Twitter appears to have mostly held up under the barrage of tweets hitting the micro-blogging site during Apple's announcement of the iPad today.
Stories by Sharon Gaudin
Facebook will have another first under its belt tonight.
A rise in PC chip shipments in the last quarter of 2009 indicates that the market is on its way back after the dark days of the recession, according to an IDC report released today.
The co-founders of Google are each looking sell 5 million shares of the company as part of "pre-arranged stock trading plans," according to a company filing with the US Federal Security and Exchange Commission.
The number of Twitter users has climbed to a lofty 75 million, but the growth rate of new users is slowing and a lot of current Twitterers are inactive, according to a study released today.
All was silent this week as NASA listened intently for signs of life from its long-frozen robotic Lander, sitting in the cold and dark near the northern pole of Mars.
As if joining Twitter and rejoining Facebook in the same week weren't enough, Bill Gates has now launched a Web site on which he can share his thoughts.
University researchers have built nanoparticles designed to cling to artery walls and slowly release medicine - a breakthrough that could help fight heart disease.
Looking to buy a new vehicle at a bargain price?
Google's decision to go toe-to-toe with one of the world's most powerful countries could provide huge benefits to its image while having little short-term impact on the company's financial condition, analysts said.
More than a year after the Phoenix Mars Lander appeared to effectively freeze to death on the surface of the Red Planet, NASA is getting ready to listen for signs that it's still alive.
After billions of dollars were spent to build, start, shut down and then fix and re-start the Large Hadron Collider, the system has finally produced enough data for some long-awaited scientific analysis.
The world's first robotic girlfriend has hit the market.
NASA is in the process of deciding on the focus of its next major space venture, which would cost about $650 million and take about eight years.

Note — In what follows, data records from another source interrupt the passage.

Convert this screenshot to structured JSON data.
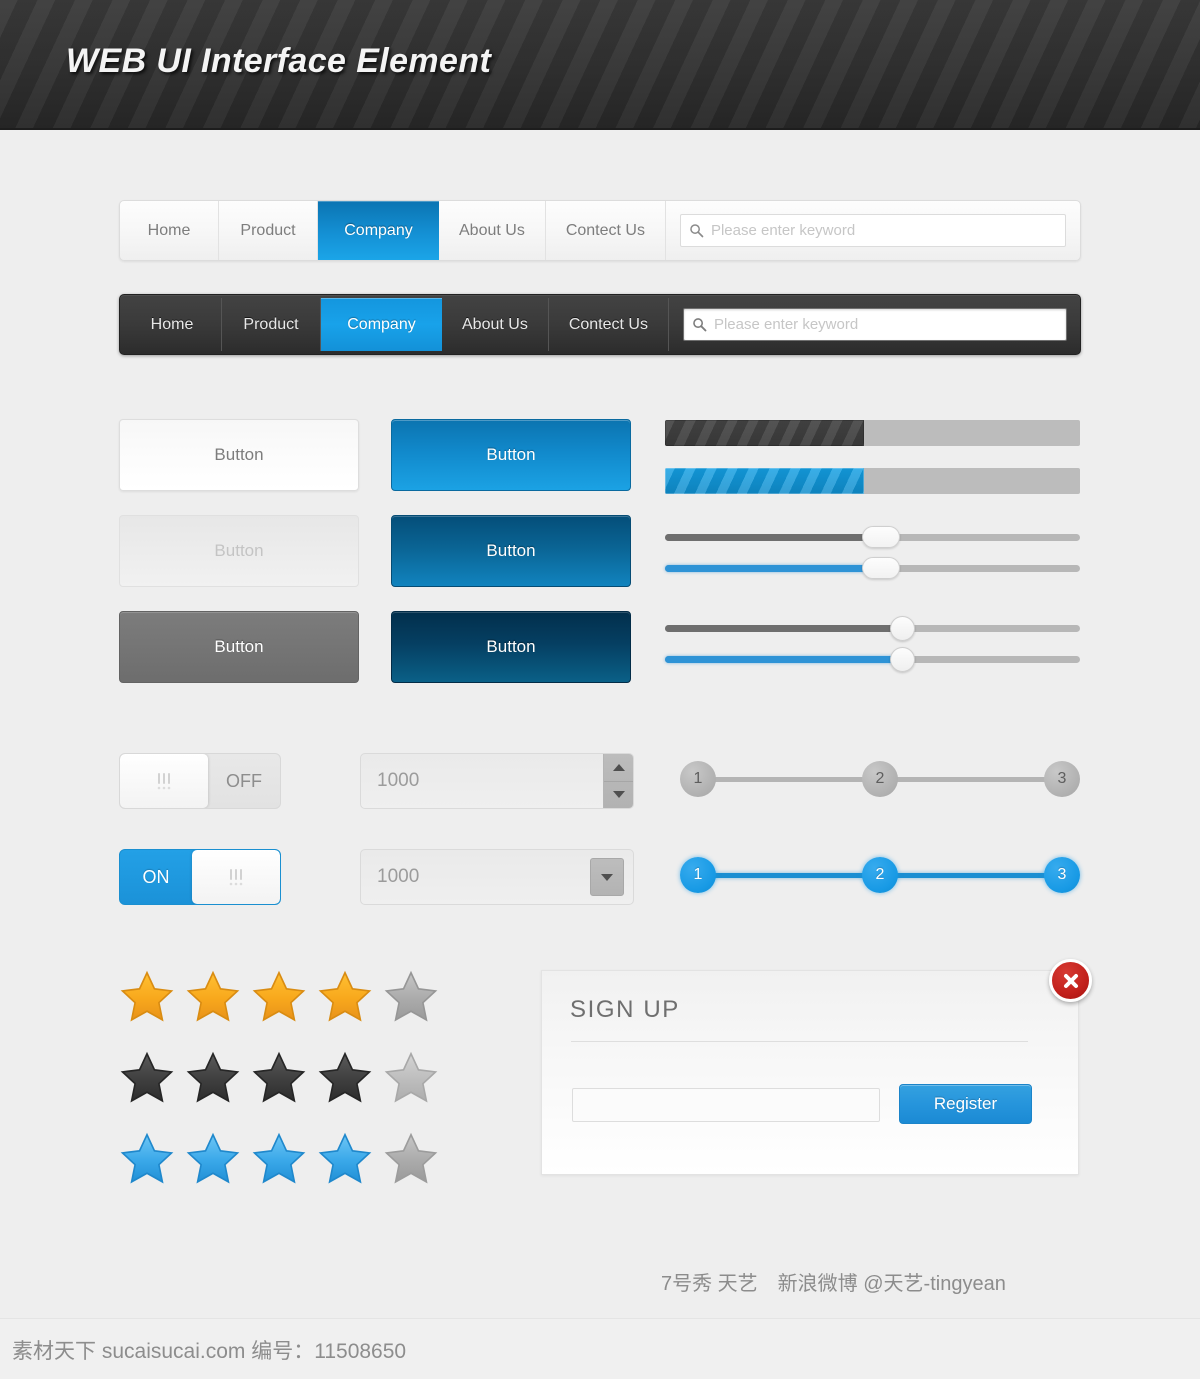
{
  "header": {
    "title": "WEB UI Interface Element"
  },
  "colors": {
    "page_bg": "#eeeeee",
    "header_bg": "#303030",
    "accent_blue": "#1b9ee0",
    "accent_blue_dark": "#0b74b0",
    "star_orange": "#f5a623",
    "star_gray": "#aaaaaa",
    "star_dark": "#454545",
    "star_blue": "#3aa9ea",
    "close_red": "#c2211c"
  },
  "nav_light": {
    "items": [
      {
        "label": "Home",
        "active": false
      },
      {
        "label": "Product",
        "active": false
      },
      {
        "label": "Company",
        "active": true
      },
      {
        "label": "About Us",
        "active": false
      },
      {
        "label": "Contect Us",
        "active": false
      }
    ],
    "search": {
      "placeholder": "Please enter keyword",
      "value": "",
      "icon": "search-icon"
    }
  },
  "nav_dark": {
    "items": [
      {
        "label": "Home",
        "active": false
      },
      {
        "label": "Product",
        "active": false
      },
      {
        "label": "Company",
        "active": true
      },
      {
        "label": "About Us",
        "active": false
      },
      {
        "label": "Contect Us",
        "active": false
      }
    ],
    "search": {
      "placeholder": "Please enter keyword",
      "value": "",
      "icon": "search-icon"
    }
  },
  "buttons": {
    "white": {
      "label": "Button",
      "state": "normal"
    },
    "disabled": {
      "label": "Button",
      "state": "disabled"
    },
    "gray": {
      "label": "Button",
      "state": "normal"
    },
    "blue_light": {
      "label": "Button",
      "state": "normal"
    },
    "blue_medium": {
      "label": "Button",
      "state": "normal"
    },
    "blue_dark": {
      "label": "Button",
      "state": "normal"
    }
  },
  "progress_bars": [
    {
      "name": "dark",
      "percent": 48
    },
    {
      "name": "blue",
      "percent": 48
    }
  ],
  "sliders": [
    {
      "name": "dark-rect",
      "percent": 52,
      "handle": "rect"
    },
    {
      "name": "blue-rect",
      "percent": 52,
      "handle": "rect"
    },
    {
      "name": "dark-circle",
      "percent": 57,
      "handle": "circle"
    },
    {
      "name": "blue-circle",
      "percent": 57,
      "handle": "circle"
    }
  ],
  "toggles": {
    "off": {
      "label": "OFF",
      "state": "off"
    },
    "on": {
      "label": "ON",
      "state": "on"
    }
  },
  "spinner": {
    "value": "1000",
    "up_icon": "triangle-up-icon",
    "down_icon": "triangle-down-icon"
  },
  "select": {
    "value": "1000",
    "icon": "chevron-down-icon"
  },
  "steps": {
    "gray": {
      "labels": [
        "1",
        "2",
        "3"
      ]
    },
    "blue": {
      "labels": [
        "1",
        "2",
        "3"
      ]
    }
  },
  "ratings": [
    {
      "name": "orange",
      "filled": 4,
      "total": 5
    },
    {
      "name": "dark",
      "filled": 4,
      "total": 5
    },
    {
      "name": "blue",
      "filled": 4,
      "total": 5
    }
  ],
  "signup": {
    "title": "SIGN UP",
    "input": {
      "value": "",
      "placeholder": ""
    },
    "register_label": "Register",
    "close_icon": "close-icon"
  },
  "footer": {
    "credit": "7号秀 天艺　新浪微博 @天艺-tingyean",
    "watermark": "素材天下 sucaisucai.com  编号：11508650"
  }
}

Researchers at Stanford University have used nanotechnology to create lightweight, bendable batteries out of paper.